There’s a richly comic scene in Free where Ypi describes how a delegation of drably-dressed western feminists come to quiz her (by then) politician mother at their family house. Mati wears an exotic red silk slip – a repurposed nightdress acquired from a street market – in honour of the occasion and is puzzled by her guests’ questions, since the sexes have long enjoyed equal career opportunities in Albania.
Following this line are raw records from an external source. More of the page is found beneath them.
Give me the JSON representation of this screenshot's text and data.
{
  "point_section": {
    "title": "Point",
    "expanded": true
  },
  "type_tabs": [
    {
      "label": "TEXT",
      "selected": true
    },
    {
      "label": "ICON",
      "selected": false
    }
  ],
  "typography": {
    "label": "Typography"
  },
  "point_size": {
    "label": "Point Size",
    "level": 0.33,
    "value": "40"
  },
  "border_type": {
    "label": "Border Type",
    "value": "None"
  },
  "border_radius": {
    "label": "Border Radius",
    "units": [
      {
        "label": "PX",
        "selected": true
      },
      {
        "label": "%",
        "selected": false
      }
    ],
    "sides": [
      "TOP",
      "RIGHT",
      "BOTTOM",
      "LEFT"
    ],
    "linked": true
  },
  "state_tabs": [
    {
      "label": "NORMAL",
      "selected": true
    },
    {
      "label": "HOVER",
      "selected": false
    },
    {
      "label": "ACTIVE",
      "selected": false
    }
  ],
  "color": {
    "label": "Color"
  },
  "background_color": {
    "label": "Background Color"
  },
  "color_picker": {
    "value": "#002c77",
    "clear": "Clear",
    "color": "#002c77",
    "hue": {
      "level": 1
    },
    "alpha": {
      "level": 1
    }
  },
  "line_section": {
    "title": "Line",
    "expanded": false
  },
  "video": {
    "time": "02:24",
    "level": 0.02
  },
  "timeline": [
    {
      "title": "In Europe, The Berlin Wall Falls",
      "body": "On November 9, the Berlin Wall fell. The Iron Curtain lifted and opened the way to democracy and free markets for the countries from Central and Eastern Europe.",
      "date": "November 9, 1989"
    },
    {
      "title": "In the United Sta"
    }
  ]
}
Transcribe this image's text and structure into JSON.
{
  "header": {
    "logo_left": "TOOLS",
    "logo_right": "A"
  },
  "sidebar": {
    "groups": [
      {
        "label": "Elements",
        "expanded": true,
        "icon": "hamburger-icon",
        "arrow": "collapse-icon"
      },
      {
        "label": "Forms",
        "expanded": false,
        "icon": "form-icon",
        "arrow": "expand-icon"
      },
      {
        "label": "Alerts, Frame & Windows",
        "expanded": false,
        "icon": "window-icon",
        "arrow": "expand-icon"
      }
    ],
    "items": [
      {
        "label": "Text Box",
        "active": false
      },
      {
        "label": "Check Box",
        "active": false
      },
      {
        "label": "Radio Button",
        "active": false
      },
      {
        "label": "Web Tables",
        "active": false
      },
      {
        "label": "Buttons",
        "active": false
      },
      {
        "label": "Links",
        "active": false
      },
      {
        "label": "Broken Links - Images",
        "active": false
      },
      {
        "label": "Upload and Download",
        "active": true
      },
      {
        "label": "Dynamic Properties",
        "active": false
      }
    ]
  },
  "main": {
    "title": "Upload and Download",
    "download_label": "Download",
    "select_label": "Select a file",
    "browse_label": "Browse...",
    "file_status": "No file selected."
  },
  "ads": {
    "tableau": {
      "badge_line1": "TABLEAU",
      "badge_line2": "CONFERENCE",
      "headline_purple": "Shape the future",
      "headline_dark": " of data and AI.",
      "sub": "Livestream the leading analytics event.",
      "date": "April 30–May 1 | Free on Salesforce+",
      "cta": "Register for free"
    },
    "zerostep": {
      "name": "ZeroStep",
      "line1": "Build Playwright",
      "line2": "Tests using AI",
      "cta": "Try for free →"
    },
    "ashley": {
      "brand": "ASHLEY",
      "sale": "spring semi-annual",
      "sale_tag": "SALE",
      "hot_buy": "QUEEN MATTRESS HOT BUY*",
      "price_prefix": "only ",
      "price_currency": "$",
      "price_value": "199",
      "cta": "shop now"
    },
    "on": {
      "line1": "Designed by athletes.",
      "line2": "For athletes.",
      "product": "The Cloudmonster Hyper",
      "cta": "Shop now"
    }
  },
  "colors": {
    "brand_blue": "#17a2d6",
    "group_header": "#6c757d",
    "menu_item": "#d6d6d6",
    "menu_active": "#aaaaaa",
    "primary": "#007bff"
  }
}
When they ask about women’s freedom she declares, “I think everyone should be free, not only women.”
Her teenage diaries, quoted in “Free”, have a cordite-fresh immediacy, rendered all the more powerful when the rat-tat of Kalashnikovs is punctuated by an account of a classroom crush, or standard-issue expressions of teen ennui
Ypi’s mental toughness must owe much to surviving a terrifying period of civil unrest in Albania in the 1990s. Her teenage diaries, quoted in Free, have a corditefresh immediacy, rendered all the more powerful when the rat-tat of Kalashnikovs is punctuated by an account of a classroom crush, or standard-issue expressions of teen ennui. On 10 March 1997 she records: “So boring. I haven’t seen K for ten days.” On 14 March she writes: “I can’t stand this. I’d rather go out and catch a bullet than just sit here. There is nobody to talk to.” A day later Ypi’s diary entry starts: “I thought about killing myself but was sorry for Nini. It only lasted fifteen minutes. I need to find a new book to read.” Tolstoy’s War and Peace provides the solution.
This almost schizophrenic experience of boredom and danger was typical of the times, says Ypi. “One day it was, ‘Oh, it’s fine, it’s not as bad as people say it is.’ The next day: ‘I am going to die.’” This is the banal reality of all wars, she reflects.
Without doubt, Free is the most captivating, humane and thought-provoking book I’ve read this year – fulfilling the author’s mission to make readers reconsider what they mean by freedom. Every chapter is like a portal straight to the Albania of Ypi’s youth and I will carry her summary of her family’s ideological turf war with me for some while: “My family equated socialism with denial: the denial of who they wanted to be, of the right to make mistakes and learn from them, to explore the world on one’s own terms. I equated liberalism with broken promises, the destruction of solidarity, the right to inherit privilege, turning a blind eye to injustice.” But, as Ypi concludes, the fairest assessment is that both systems fell short of the ideal. Perhaps freedom can only ever be a state of mental grace.
Lea Ypi is Professor of Political Theory at the London School of Economics, and Political Science and Adjunct Professor in Philosophy at the Australian National University. Her work has been recognised with several prizes such as the British Academy Prize for Excellence in Political Science and the Leverhulme Prize for Outstanding Research Achievement. “Free” is her first non-academic book